→ **Data for this task**
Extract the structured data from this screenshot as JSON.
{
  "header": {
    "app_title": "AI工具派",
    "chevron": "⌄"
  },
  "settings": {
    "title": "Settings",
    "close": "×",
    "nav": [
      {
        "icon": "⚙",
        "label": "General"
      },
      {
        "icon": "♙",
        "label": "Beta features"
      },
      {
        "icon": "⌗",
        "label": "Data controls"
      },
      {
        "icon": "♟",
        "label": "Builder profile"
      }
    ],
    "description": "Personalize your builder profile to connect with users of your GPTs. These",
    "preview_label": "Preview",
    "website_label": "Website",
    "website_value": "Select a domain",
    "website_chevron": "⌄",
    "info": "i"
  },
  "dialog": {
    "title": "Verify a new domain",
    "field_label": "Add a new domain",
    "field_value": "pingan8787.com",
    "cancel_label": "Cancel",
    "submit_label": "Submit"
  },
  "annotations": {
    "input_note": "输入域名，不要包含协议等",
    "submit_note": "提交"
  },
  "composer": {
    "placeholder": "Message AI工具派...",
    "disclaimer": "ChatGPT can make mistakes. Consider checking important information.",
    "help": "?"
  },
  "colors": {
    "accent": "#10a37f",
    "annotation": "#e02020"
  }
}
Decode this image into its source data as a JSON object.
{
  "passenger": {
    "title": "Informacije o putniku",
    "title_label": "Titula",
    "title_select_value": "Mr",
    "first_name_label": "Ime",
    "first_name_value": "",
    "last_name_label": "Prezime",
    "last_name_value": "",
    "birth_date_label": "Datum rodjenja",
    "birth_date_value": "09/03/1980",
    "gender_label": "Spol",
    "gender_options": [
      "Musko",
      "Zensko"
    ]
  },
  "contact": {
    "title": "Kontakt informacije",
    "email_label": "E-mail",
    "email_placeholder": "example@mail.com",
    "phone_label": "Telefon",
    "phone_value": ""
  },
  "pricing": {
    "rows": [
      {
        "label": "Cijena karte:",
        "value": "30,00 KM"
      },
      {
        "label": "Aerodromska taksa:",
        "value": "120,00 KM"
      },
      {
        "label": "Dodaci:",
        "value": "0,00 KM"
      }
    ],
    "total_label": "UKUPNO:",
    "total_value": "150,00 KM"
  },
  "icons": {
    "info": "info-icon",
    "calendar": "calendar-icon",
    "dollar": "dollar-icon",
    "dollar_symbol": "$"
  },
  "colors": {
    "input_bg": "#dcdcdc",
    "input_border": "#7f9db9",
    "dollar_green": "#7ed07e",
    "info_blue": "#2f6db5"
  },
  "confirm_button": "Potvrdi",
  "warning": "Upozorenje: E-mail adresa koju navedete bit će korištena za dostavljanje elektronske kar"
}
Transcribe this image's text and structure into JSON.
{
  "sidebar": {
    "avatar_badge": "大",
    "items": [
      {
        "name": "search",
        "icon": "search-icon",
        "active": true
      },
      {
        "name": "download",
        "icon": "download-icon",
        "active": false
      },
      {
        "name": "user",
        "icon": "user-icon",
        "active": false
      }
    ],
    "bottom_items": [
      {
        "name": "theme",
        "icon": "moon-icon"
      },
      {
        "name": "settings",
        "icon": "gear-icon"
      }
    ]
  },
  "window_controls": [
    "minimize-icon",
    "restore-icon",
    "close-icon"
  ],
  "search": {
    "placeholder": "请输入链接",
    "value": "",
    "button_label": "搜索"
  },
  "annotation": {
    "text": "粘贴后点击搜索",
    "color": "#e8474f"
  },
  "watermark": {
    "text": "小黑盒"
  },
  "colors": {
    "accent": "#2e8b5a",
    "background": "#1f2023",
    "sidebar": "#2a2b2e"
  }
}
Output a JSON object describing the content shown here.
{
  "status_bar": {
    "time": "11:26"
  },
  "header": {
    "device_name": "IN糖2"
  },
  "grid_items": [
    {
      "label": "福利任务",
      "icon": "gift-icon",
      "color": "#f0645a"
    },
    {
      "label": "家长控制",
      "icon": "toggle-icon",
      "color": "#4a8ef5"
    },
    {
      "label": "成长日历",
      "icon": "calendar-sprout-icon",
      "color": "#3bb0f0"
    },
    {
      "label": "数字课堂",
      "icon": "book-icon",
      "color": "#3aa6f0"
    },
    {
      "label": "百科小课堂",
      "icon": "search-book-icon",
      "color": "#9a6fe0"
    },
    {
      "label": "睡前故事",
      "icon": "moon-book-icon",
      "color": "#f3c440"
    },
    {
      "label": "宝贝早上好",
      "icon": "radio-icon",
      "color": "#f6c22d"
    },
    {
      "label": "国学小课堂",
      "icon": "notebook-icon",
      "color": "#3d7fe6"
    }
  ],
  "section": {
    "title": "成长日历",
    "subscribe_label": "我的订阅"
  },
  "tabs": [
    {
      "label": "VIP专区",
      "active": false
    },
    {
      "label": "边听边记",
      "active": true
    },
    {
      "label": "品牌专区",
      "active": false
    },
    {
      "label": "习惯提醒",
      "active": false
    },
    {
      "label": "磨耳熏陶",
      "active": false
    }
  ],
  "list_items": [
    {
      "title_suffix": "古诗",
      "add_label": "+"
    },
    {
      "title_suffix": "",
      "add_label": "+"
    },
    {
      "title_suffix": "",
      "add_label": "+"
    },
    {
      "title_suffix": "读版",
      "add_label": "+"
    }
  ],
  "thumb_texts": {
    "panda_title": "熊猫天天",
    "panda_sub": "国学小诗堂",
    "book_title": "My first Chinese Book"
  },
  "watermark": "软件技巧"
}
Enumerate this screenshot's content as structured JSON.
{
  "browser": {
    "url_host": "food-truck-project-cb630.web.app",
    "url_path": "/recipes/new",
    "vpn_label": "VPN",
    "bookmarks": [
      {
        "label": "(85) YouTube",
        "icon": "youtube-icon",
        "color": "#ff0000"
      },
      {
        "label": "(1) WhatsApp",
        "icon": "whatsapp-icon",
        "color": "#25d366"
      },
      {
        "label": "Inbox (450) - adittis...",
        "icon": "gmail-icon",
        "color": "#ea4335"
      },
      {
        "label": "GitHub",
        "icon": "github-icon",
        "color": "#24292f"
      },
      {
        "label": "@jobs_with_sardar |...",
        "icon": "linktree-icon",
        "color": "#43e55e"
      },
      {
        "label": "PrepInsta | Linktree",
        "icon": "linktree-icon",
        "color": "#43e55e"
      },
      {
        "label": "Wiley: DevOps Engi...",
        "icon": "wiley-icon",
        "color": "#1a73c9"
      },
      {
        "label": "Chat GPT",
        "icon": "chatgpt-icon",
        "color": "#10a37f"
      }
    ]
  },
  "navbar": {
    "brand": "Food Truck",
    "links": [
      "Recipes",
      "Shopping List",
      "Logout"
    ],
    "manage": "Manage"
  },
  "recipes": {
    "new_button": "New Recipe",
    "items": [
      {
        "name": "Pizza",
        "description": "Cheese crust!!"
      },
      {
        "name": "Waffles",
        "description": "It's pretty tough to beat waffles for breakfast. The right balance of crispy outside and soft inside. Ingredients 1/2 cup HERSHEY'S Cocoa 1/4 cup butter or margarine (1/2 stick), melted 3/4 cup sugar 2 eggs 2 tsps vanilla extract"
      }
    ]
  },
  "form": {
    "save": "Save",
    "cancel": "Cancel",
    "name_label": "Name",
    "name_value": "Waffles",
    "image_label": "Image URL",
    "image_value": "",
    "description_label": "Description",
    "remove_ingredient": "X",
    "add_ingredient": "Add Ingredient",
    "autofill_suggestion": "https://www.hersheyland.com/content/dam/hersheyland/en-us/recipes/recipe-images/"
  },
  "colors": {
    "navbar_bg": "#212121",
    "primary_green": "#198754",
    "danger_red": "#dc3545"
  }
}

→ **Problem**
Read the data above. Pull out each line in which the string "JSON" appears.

→ **Answer box**
Extract the structured data from this screenshot as JSON.
Decode this image into its source data as a JSON object.
Transcribe this image's text and structure into JSON.
Output a JSON object describing the content shown here.
Enumerate this screenshot's content as structured JSON.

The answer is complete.